- WHAT YOU SHOULD DO
Each entry below is to be extracted exactly.

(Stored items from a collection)
● ● ● ●

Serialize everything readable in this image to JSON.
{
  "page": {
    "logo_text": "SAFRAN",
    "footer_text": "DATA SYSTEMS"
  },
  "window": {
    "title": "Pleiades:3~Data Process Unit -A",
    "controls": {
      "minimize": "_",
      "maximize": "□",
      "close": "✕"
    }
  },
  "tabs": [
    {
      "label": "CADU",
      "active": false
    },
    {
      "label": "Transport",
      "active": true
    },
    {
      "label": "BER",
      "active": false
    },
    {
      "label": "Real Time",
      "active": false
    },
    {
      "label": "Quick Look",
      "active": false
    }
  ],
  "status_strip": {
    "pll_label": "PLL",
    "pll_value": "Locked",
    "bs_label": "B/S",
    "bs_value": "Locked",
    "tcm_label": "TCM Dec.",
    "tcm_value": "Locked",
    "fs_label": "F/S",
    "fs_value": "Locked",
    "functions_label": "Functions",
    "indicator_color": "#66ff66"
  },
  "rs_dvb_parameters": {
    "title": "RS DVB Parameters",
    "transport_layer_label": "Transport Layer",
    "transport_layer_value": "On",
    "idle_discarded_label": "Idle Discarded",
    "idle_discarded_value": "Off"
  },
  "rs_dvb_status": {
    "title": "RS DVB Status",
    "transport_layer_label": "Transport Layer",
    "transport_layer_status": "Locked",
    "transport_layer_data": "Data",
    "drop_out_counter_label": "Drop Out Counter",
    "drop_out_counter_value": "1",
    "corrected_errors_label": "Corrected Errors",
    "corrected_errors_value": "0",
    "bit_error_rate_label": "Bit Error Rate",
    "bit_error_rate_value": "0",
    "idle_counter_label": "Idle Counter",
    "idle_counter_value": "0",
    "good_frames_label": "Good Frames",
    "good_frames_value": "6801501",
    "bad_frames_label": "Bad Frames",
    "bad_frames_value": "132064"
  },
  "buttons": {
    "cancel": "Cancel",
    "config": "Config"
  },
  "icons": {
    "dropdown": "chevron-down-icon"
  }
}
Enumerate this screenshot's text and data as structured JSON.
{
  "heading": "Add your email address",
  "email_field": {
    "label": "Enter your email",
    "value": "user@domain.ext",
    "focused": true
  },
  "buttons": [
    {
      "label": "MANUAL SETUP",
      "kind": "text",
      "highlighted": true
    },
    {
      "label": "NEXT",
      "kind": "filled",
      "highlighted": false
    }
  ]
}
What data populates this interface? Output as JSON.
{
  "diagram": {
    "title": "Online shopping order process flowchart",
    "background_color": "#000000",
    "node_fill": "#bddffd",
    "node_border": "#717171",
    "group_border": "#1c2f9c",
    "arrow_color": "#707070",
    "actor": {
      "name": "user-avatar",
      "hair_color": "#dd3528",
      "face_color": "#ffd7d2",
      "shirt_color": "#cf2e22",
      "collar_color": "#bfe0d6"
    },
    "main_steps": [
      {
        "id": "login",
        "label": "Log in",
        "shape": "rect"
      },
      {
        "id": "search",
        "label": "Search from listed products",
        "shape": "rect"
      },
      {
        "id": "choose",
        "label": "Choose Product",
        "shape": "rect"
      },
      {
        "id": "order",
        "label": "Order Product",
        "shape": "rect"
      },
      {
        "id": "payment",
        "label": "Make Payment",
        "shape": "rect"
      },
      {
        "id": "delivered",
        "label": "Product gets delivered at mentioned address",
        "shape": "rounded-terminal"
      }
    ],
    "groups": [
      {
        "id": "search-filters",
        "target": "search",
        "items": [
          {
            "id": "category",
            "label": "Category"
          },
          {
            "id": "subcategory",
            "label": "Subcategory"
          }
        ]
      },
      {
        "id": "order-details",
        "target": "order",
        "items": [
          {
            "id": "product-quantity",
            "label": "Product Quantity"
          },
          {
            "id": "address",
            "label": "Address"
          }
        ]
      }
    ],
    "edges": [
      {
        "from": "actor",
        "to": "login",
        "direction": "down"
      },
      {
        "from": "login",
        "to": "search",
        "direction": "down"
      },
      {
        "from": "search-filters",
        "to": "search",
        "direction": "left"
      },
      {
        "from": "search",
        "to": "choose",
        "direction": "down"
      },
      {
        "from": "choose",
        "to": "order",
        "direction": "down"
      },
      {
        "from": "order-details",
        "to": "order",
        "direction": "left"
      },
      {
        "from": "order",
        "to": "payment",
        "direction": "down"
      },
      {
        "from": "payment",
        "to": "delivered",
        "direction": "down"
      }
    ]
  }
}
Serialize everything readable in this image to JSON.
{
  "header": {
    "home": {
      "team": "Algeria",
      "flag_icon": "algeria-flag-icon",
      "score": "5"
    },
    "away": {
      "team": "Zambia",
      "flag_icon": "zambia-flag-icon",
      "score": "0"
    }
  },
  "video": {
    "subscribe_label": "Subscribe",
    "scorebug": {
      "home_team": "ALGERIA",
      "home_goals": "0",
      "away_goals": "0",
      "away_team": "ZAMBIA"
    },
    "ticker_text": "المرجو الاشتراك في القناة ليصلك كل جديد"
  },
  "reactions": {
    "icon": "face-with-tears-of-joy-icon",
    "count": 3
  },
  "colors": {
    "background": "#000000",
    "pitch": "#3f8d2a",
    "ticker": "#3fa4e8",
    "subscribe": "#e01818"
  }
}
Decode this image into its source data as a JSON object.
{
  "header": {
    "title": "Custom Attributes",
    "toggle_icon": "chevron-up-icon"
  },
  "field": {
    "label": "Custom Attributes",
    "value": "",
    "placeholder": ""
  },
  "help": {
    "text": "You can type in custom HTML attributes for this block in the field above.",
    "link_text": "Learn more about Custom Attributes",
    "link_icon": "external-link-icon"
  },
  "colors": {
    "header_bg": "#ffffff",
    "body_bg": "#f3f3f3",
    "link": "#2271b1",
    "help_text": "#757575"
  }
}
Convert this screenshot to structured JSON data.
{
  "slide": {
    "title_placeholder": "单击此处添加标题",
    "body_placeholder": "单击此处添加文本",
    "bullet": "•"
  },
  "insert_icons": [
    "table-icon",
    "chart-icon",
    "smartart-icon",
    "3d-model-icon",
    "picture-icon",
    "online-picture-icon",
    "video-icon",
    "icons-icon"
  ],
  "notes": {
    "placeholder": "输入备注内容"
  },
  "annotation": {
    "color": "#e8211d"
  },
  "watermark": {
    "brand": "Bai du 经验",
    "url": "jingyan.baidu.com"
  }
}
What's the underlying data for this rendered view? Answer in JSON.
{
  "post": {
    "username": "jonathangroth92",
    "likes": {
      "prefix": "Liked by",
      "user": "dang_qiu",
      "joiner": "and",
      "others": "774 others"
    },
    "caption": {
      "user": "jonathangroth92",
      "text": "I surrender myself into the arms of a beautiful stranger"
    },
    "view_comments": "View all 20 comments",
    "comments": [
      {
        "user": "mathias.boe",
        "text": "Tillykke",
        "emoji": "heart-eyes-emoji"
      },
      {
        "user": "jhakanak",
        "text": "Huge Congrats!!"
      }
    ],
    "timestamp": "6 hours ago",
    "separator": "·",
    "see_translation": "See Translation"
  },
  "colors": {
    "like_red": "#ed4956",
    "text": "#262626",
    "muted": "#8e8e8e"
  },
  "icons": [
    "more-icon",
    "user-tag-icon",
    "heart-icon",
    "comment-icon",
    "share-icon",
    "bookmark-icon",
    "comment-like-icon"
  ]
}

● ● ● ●

- ANSWER TO THE EXERCISE
Serialize everything readable in this image to JSON.
{
  "page": {
    "logo_text": "SAFRAN",
    "footer_text": "DATA SYSTEMS"
  },
  "window": {
    "title": "Pleiades:3~Data Process Unit -A",
    "controls": {
      "minimize": "_",
      "maximize": "□",
      "close": "✕"
    }
  },
  "tabs": [
    {
      "label": "CADU",
      "active": false
    },
    {
      "label": "Transport",
      "active": true
    },
    {
      "label": "BER",
      "active": false
    },
    {
      "label": "Real Time",
      "active": false
    },
    {
      "label": "Quick Look",
      "active": false
    }
  ],
  "status_strip": {
    "pll_label": "PLL",
    "pll_value": "Locked",
    "bs_label": "B/S",
    "bs_value": "Locked",
    "tcm_label": "TCM Dec.",
    "tcm_value": "Locked",
    "fs_label": "F/S",
    "fs_value": "Locked",
    "functions_label": "Functions",
    "indicator_color": "#66ff66"
  },
  "rs_dvb_parameters": {
    "title": "RS DVB Parameters",
    "transport_layer_label": "Transport Layer",
    "transport_layer_value": "On",
    "idle_discarded_label": "Idle Discarded",
    "idle_discarded_value": "Off"
  },
  "rs_dvb_status": {
    "title": "RS DVB Status",
    "transport_layer_label": "Transport Layer",
    "transport_layer_status": "Locked",
    "transport_layer_data": "Data",
    "drop_out_counter_label": "Drop Out Counter",
    "drop_out_counter_value": "1",
    "corrected_errors_label": "Corrected Errors",
    "corrected_errors_value": "0",
    "bit_error_rate_label": "Bit Error Rate",
    "bit_error_rate_value": "0",
    "idle_counter_label": "Idle Counter",
    "idle_counter_value": "0",
    "good_frames_label": "Good Frames",
    "good_frames_value": "6801501",
    "bad_frames_label": "Bad Frames",
    "bad_frames_value": "132064"
  },
  "buttons": {
    "cancel": "Cancel",
    "config": "Config"
  },
  "icons": {
    "dropdown": "chevron-down-icon"
  }
}
Enumerate this screenshot's text and data as structured JSON.
{
  "heading": "Add your email address",
  "email_field": {
    "label": "Enter your email",
    "value": "user@domain.ext",
    "focused": true
  },
  "buttons": [
    {
      "label": "MANUAL SETUP",
      "kind": "text",
      "highlighted": true
    },
    {
      "label": "NEXT",
      "kind": "filled",
      "highlighted": false
    }
  ]
}
What data populates this interface? Output as JSON.
{
  "diagram": {
    "title": "Online shopping order process flowchart",
    "background_color": "#000000",
    "node_fill": "#bddffd",
    "node_border": "#717171",
    "group_border": "#1c2f9c",
    "arrow_color": "#707070",
    "actor": {
      "name": "user-avatar",
      "hair_color": "#dd3528",
      "face_color": "#ffd7d2",
      "shirt_color": "#cf2e22",
      "collar_color": "#bfe0d6"
    },
    "main_steps": [
      {
        "id": "login",
        "label": "Log in",
        "shape": "rect"
      },
      {
        "id": "search",
        "label": "Search from listed products",
        "shape": "rect"
      },
      {
        "id": "choose",
        "label": "Choose Product",
        "shape": "rect"
      },
      {
        "id": "order",
        "label": "Order Product",
        "shape": "rect"
      },
      {
        "id": "payment",
        "label": "Make Payment",
        "shape": "rect"
      },
      {
        "id": "delivered",
        "label": "Product gets delivered at mentioned address",
        "shape": "rounded-terminal"
      }
    ],
    "groups": [
      {
        "id": "search-filters",
        "target": "search",
        "items": [
          {
            "id": "category",
            "label": "Category"
          },
          {
            "id": "subcategory",
            "label": "Subcategory"
          }
        ]
      },
      {
        "id": "order-details",
        "target": "order",
        "items": [
          {
            "id": "product-quantity",
            "label": "Product Quantity"
          },
          {
            "id": "address",
            "label": "Address"
          }
        ]
      }
    ],
    "edges": [
      {
        "from": "actor",
        "to": "login",
        "direction": "down"
      },
      {
        "from": "login",
        "to": "search",
        "direction": "down"
      },
      {
        "from": "search-filters",
        "to": "search",
        "direction": "left"
      },
      {
        "from": "search",
        "to": "choose",
        "direction": "down"
      },
      {
        "from": "choose",
        "to": "order",
        "direction": "down"
      },
      {
        "from": "order-details",
        "to": "order",
        "direction": "left"
      },
      {
        "from": "order",
        "to": "payment",
        "direction": "down"
      },
      {
        "from": "payment",
        "to": "delivered",
        "direction": "down"
      }
    ]
  }
}
Serialize everything readable in this image to JSON.
{
  "header": {
    "home": {
      "team": "Algeria",
      "flag_icon": "algeria-flag-icon",
      "score": "5"
    },
    "away": {
      "team": "Zambia",
      "flag_icon": "zambia-flag-icon",
      "score": "0"
    }
  },
  "video": {
    "subscribe_label": "Subscribe",
    "scorebug": {
      "home_team": "ALGERIA",
      "home_goals": "0",
      "away_goals": "0",
      "away_team": "ZAMBIA"
    },
    "ticker_text": "المرجو الاشتراك في القناة ليصلك كل جديد"
  },
  "reactions": {
    "icon": "face-with-tears-of-joy-icon",
    "count": 3
  },
  "colors": {
    "background": "#000000",
    "pitch": "#3f8d2a",
    "ticker": "#3fa4e8",
    "subscribe": "#e01818"
  }
}
Decode this image into its source data as a JSON object.
{
  "header": {
    "title": "Custom Attributes",
    "toggle_icon": "chevron-up-icon"
  },
  "field": {
    "label": "Custom Attributes",
    "value": "",
    "placeholder": ""
  },
  "help": {
    "text": "You can type in custom HTML attributes for this block in the field above.",
    "link_text": "Learn more about Custom Attributes",
    "link_icon": "external-link-icon"
  },
  "colors": {
    "header_bg": "#ffffff",
    "body_bg": "#f3f3f3",
    "link": "#2271b1",
    "help_text": "#757575"
  }
}
Convert this screenshot to structured JSON data.
{
  "slide": {
    "title_placeholder": "单击此处添加标题",
    "body_placeholder": "单击此处添加文本",
    "bullet": "•"
  },
  "insert_icons": [
    "table-icon",
    "chart-icon",
    "smartart-icon",
    "3d-model-icon",
    "picture-icon",
    "online-picture-icon",
    "video-icon",
    "icons-icon"
  ],
  "notes": {
    "placeholder": "输入备注内容"
  },
  "annotation": {
    "color": "#e8211d"
  },
  "watermark": {
    "brand": "Bai du 经验",
    "url": "jingyan.baidu.com"
  }
}
What's the underlying data for this rendered view? Answer in JSON.
{
  "post": {
    "username": "jonathangroth92",
    "likes": {
      "prefix": "Liked by",
      "user": "dang_qiu",
      "joiner": "and",
      "others": "774 others"
    },
    "caption": {
      "user": "jonathangroth92",
      "text": "I surrender myself into the arms of a beautiful stranger"
    },
    "view_comments": "View all 20 comments",
    "comments": [
      {
        "user": "mathias.boe",
        "text": "Tillykke",
        "emoji": "heart-eyes-emoji"
      },
      {
        "user": "jhakanak",
        "text": "Huge Congrats!!"
      }
    ],
    "timestamp": "6 hours ago",
    "separator": "·",
    "see_translation": "See Translation"
  },
  "colors": {
    "like_red": "#ed4956",
    "text": "#262626",
    "muted": "#8e8e8e"
  },
  "icons": [
    "more-icon",
    "user-tag-icon",
    "heart-icon",
    "comment-icon",
    "share-icon",
    "bookmark-icon",
    "comment-like-icon"
  ]
}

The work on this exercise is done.